Scientists put a damper on Australia’s arid plain
Research by scientists at Swansea University has provided strong evidence that an area of Australia famed for its high temperatures and arid climate once had a much wetter climate than previously thought.
The Nullarbor Plain – its name means ‘the place with no trees’ – is a barren plateau of limestone rock west of Adelaide that covers 200,000 square kilometres. Some places in Wales can receive more rain in a single day than the average on Nullarbor Plain for a whole year and the temperature can reach anything up to 50 degrees Celsius (120 degrees Fahrenheit).
Travelling across the plain – which is ten times the size of Wales – has become a right-of-passage for many Australians who consider it a major challenge to endure the oppressive heat and mind-numbing monotony of the landscape even in the comparative safety of a vehicle.

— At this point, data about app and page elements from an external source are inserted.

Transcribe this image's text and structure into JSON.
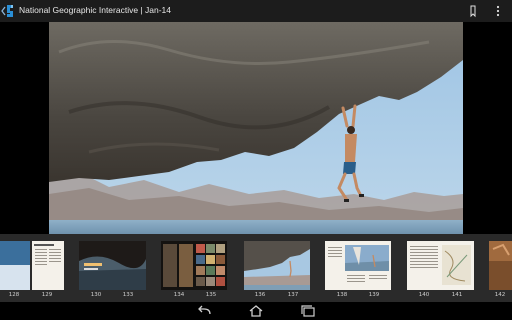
{
  "app": {
    "title": "National Geographic Interactive | Jan-14",
    "accent_color": "#2a8fd6",
    "bar_color": "#1c1c1c"
  },
  "icons": {
    "up": "chevron-left-icon",
    "logo": "ng-logo-icon",
    "bookmark": "bookmark-icon",
    "overflow": "overflow-menu-icon",
    "back": "back-icon",
    "home": "home-icon",
    "recents": "recents-icon"
  },
  "thumbnails": {
    "page_numbers": [
      "128",
      "129",
      "130",
      "133",
      "134",
      "135",
      "136",
      "137",
      "138",
      "139",
      "140",
      "141",
      "142"
    ]
  }
}
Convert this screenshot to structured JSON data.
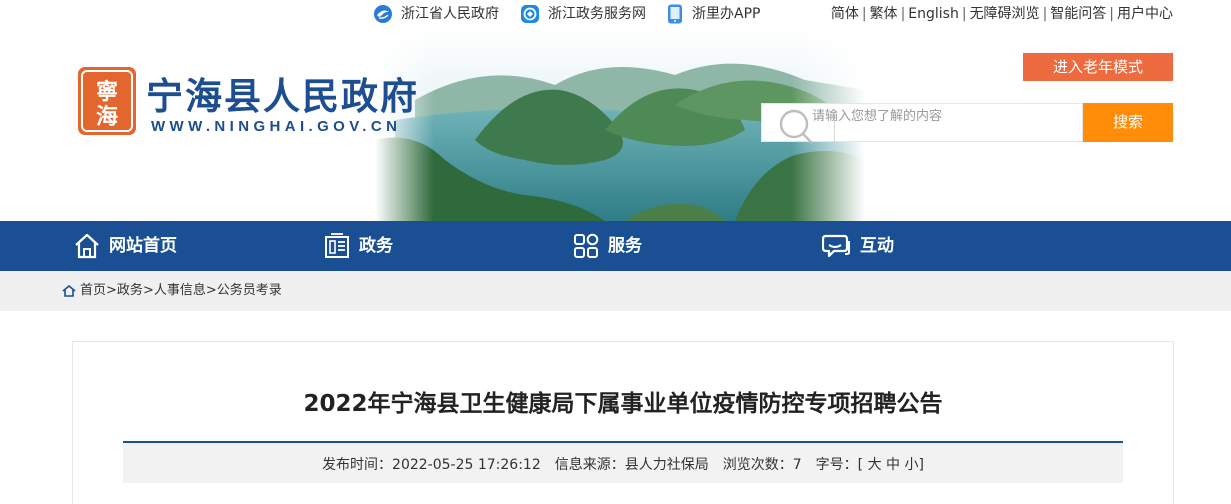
{
  "topbar": {
    "links": [
      {
        "label": "浙江省人民政府",
        "icon": "zhejiang-gov-icon"
      },
      {
        "label": "浙江政务服务网",
        "icon": "zj-service-icon"
      },
      {
        "label": "浙里办APP",
        "icon": "mobile-app-icon"
      }
    ],
    "utils": [
      "简体",
      "繁体",
      "English",
      "无障碍浏览",
      "智能问答",
      "用户中心"
    ]
  },
  "header": {
    "logo_seal_text": "宁海",
    "site_name": "宁海县人民政府",
    "site_domain": "WWW.NINGHAI.GOV.CN",
    "elder_mode_label": "进入老年模式",
    "search_placeholder": "请输入您想了解的内容",
    "search_button": "搜索"
  },
  "nav": {
    "items": [
      {
        "label": "网站首页",
        "icon": "home-icon"
      },
      {
        "label": "政务",
        "icon": "document-icon"
      },
      {
        "label": "服务",
        "icon": "grid-icon"
      },
      {
        "label": "互动",
        "icon": "chat-icon"
      }
    ]
  },
  "breadcrumb": {
    "items": [
      "首页",
      "政务",
      "人事信息",
      "公务员考录"
    ],
    "separator": ">"
  },
  "article": {
    "title": "2022年宁海县卫生健康局下属事业单位疫情防控专项招聘公告",
    "publish_label": "发布时间：",
    "publish_time": "2022-05-25 17:26:12",
    "source_label": "信息来源：",
    "source": "县人力社保局",
    "views_label": "浏览次数：",
    "views": "7",
    "fontsize_label": "字号：",
    "fontsize_open": "[",
    "fontsize_large": "大",
    "fontsize_medium": "中",
    "fontsize_small": "小",
    "fontsize_close": "]"
  },
  "colors": {
    "brand_blue": "#1a4f94",
    "accent_orange": "#ed6b3e",
    "search_orange": "#ff8d0a"
  }
}
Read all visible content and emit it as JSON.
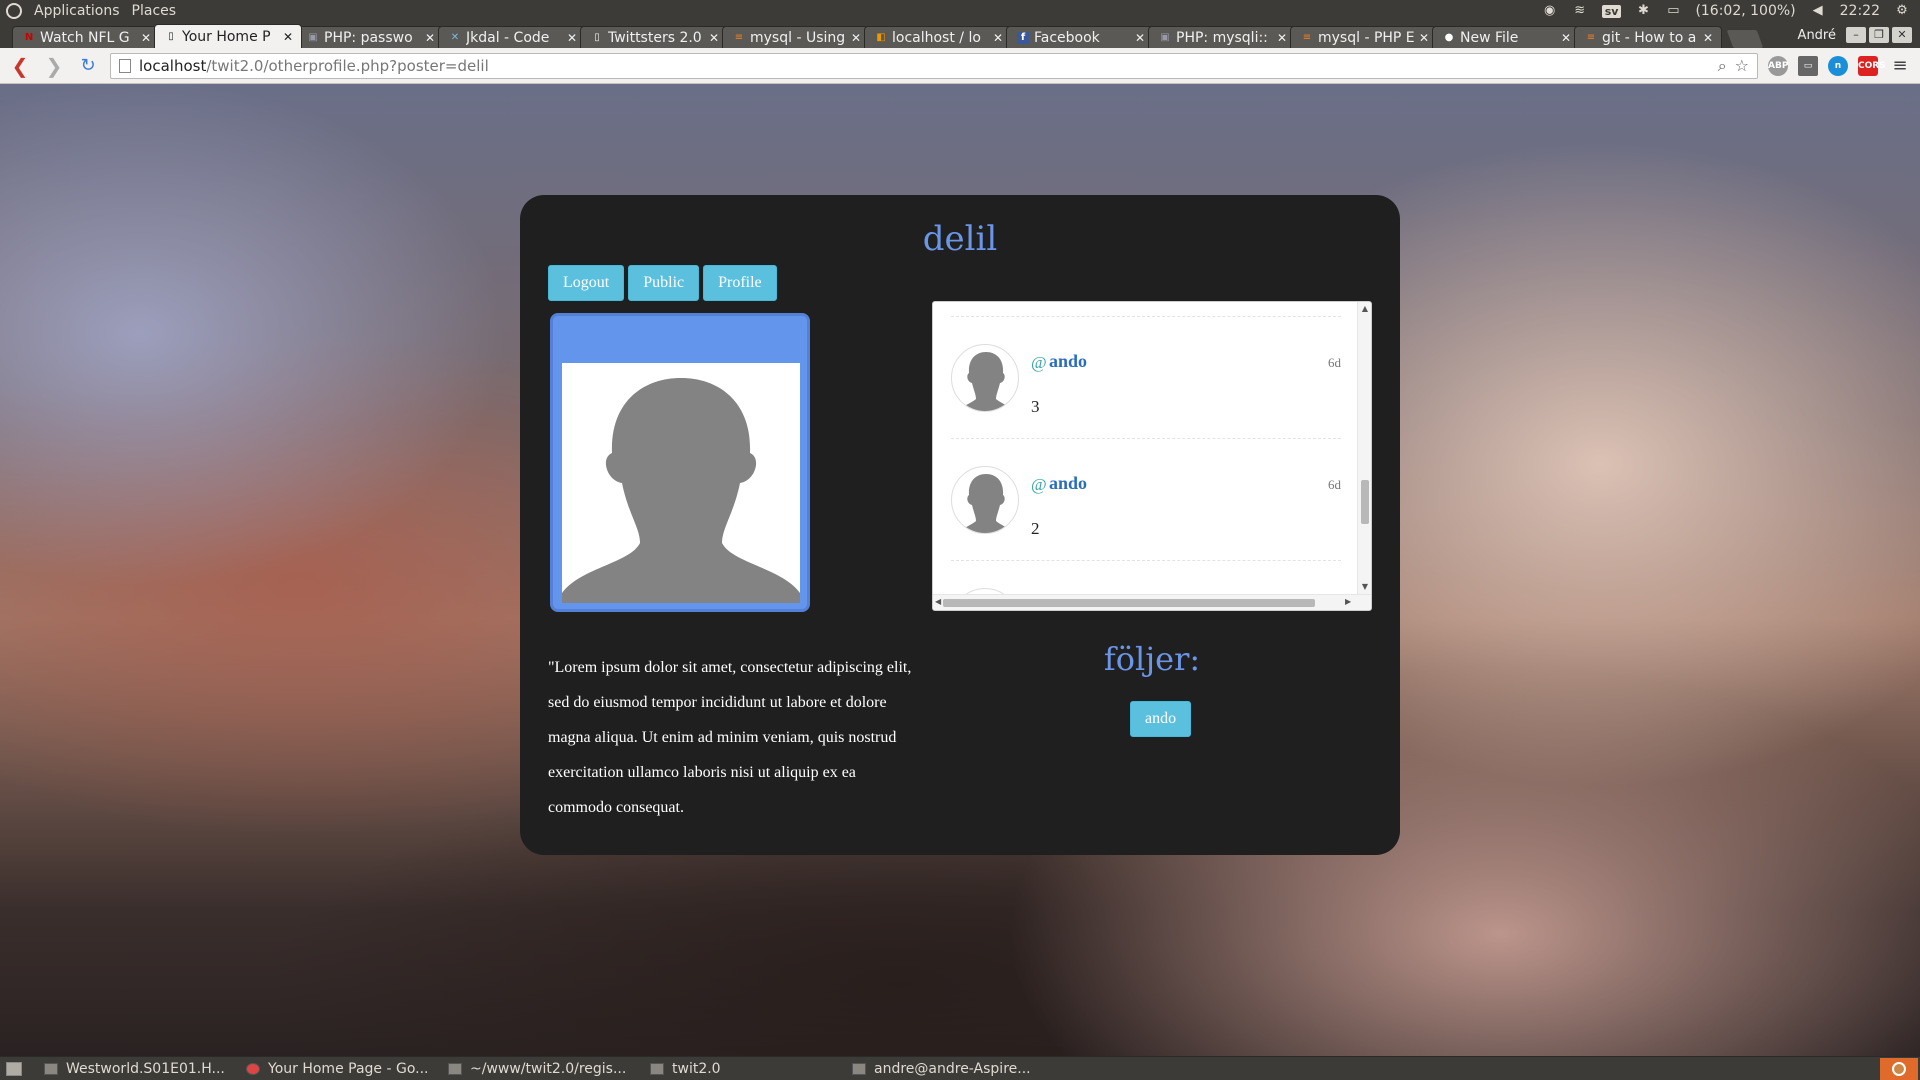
{
  "system_panel": {
    "menus": [
      "Applications",
      "Places"
    ],
    "language": "sv",
    "battery": "(16:02, 100%)",
    "clock": "22:22"
  },
  "browser": {
    "tabs": [
      {
        "title": "Watch NFL G",
        "favicon": "nfl-icon"
      },
      {
        "title": "Your Home P",
        "favicon": "page-icon",
        "active": true
      },
      {
        "title": "PHP: passwo",
        "favicon": "php-icon"
      },
      {
        "title": "Jkdal - Code",
        "favicon": "code-icon"
      },
      {
        "title": "Twittsters 2.0",
        "favicon": "page-icon"
      },
      {
        "title": "mysql - Using",
        "favicon": "stackoverflow-icon"
      },
      {
        "title": "localhost / lo",
        "favicon": "phpmyadmin-icon"
      },
      {
        "title": "Facebook",
        "favicon": "facebook-icon"
      },
      {
        "title": "PHP: mysqli::",
        "favicon": "php-icon"
      },
      {
        "title": "mysql - PHP E",
        "favicon": "stackoverflow-icon"
      },
      {
        "title": "New File",
        "favicon": "github-icon"
      },
      {
        "title": "git - How to a",
        "favicon": "stackoverflow-icon"
      }
    ],
    "profile_name": "André",
    "url_host": "localhost",
    "url_path": "/twit2.0/otherprofile.php?poster=delil"
  },
  "page": {
    "username": "delil",
    "nav_buttons": [
      "Logout",
      "Public",
      "Profile"
    ],
    "bio": "\"Lorem ipsum dolor sit amet, consectetur adipiscing elit, sed do eiusmod tempor incididunt ut labore et dolore magna aliqua. Ut enim ad minim veniam, quis nostrud exercitation ullamco laboris nisi ut aliquip ex ea commodo consequat.",
    "feed": [
      {
        "at": "@",
        "user": "ando",
        "time": "6d",
        "body": "3"
      },
      {
        "at": "@",
        "user": "ando",
        "time": "6d",
        "body": "2"
      }
    ],
    "following_title": "följer:",
    "following": [
      "ando"
    ],
    "colors": {
      "accent": "#6b95e6",
      "button": "#5bc0de",
      "card": "#1f1f1f"
    }
  },
  "taskbar": {
    "items": [
      "Westworld.S01E01.H...",
      "Your Home Page - Go...",
      "~/www/twit2.0/regis...",
      "twit2.0",
      "andre@andre-Aspire..."
    ]
  }
}
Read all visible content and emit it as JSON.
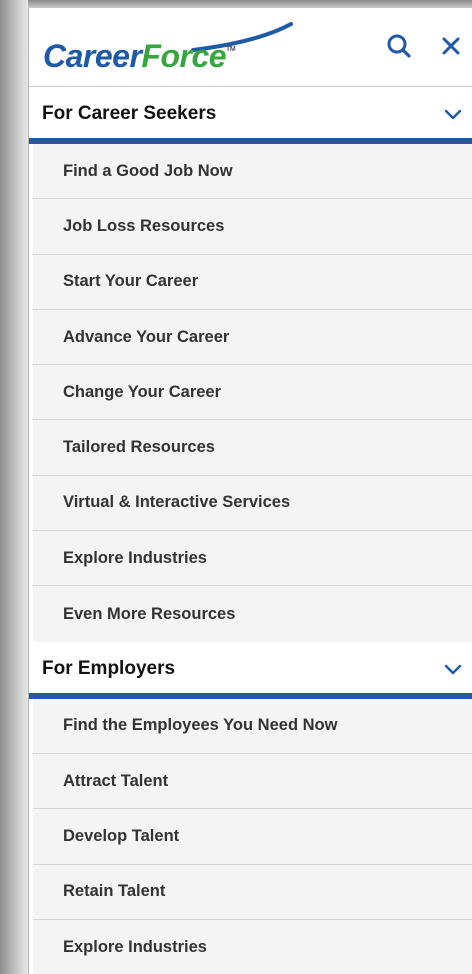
{
  "logo": {
    "career": "Career",
    "force": "Force",
    "tm": "TM"
  },
  "header": {
    "search_icon": "search-icon",
    "close_icon": "close-icon"
  },
  "colors": {
    "brand_blue": "#1f5aa6",
    "brand_green": "#36a63e",
    "item_bg": "#f4f4f4"
  },
  "sections": [
    {
      "title": "For Career Seekers",
      "chevron": "chevron-down-icon",
      "items": [
        {
          "label": "Find a Good Job Now"
        },
        {
          "label": "Job Loss Resources"
        },
        {
          "label": "Start Your Career"
        },
        {
          "label": "Advance Your Career"
        },
        {
          "label": "Change Your Career"
        },
        {
          "label": "Tailored Resources"
        },
        {
          "label": "Virtual & Interactive Services"
        },
        {
          "label": "Explore Industries"
        },
        {
          "label": "Even More Resources"
        }
      ]
    },
    {
      "title": "For Employers",
      "chevron": "chevron-down-icon",
      "items": [
        {
          "label": "Find the Employees You Need Now"
        },
        {
          "label": "Attract Talent"
        },
        {
          "label": "Develop Talent"
        },
        {
          "label": "Retain Talent"
        },
        {
          "label": "Explore Industries"
        }
      ]
    }
  ]
}
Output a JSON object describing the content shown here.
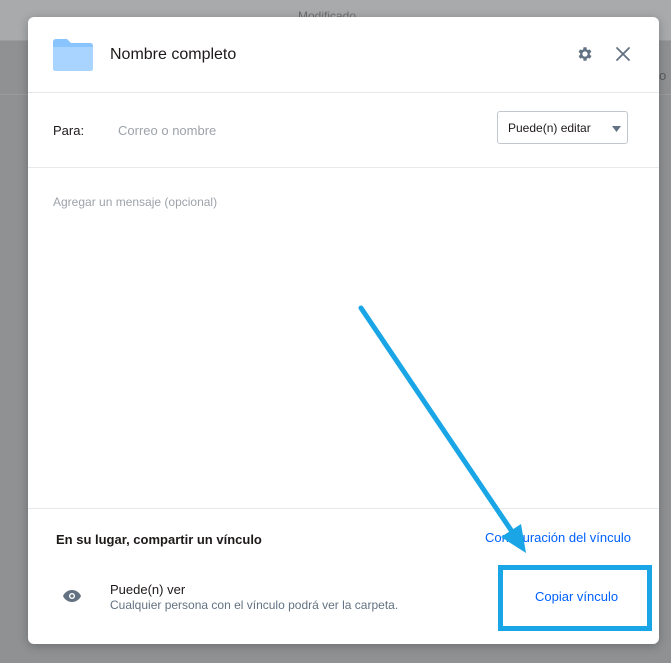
{
  "background": {
    "column_header": "Modificado",
    "right_edge_char": "o"
  },
  "dialog": {
    "title": "Nombre completo",
    "icons": {
      "folder": "folder-icon",
      "settings": "gear-icon",
      "close": "close-icon"
    }
  },
  "share": {
    "to_label": "Para:",
    "to_placeholder": "Correo o nombre",
    "permission_selected": "Puede(n) editar",
    "message_placeholder": "Agregar un mensaje (opcional)"
  },
  "link": {
    "heading": "En su lugar, compartir un vínculo",
    "settings_label": "Configuración del vínculo",
    "permission_title": "Puede(n) ver",
    "permission_description": "Cualquier persona con el vínculo podrá ver la carpeta.",
    "copy_label": "Copiar vínculo",
    "icon": "eye-icon"
  },
  "colors": {
    "accent": "#0061fe",
    "annotation": "#1aa6e6",
    "folder": "#8ac4ff"
  }
}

Researchers at Swansea University led by Dr Stefan Doerr have revealed that despite its featureless surface, the vast interior of the plain is built like a giant Swiss cheese with water having formed huge cave networks below the surface. Until now, it was thought that such underground caves were restricted to the southern, coastal fringe of the plain.
Traditionally, studies of remote and inhospitable areas like the Nullarbor Plain have relied on aerial photography backed up with a few isolated ground observations. Dr Doerr and his team married traditional techniques to data collected from high resolution radar sensors onboard the Space Shuttle. As a result, for the first time, they were able to see numerous subtle features that could only have been caused by substantial rainfall.
The rain would have reacted with carbon dioxide in the atmosphere to produce a very weak acid that dissolved the limestone rock while soaking through to create underground water channels.
The Swansea University researchers also discovered that the plain – which Australians had always assumed sloped gently uphill as you travel north – actually slopes downhill over a large area.
Dr Doerr has been invited to present the Swansea University findings at the annual meeting of the prestigious Geological Society of America – which will be attended by more than 6,000 geoscientists – in Denver, Colorado later this month.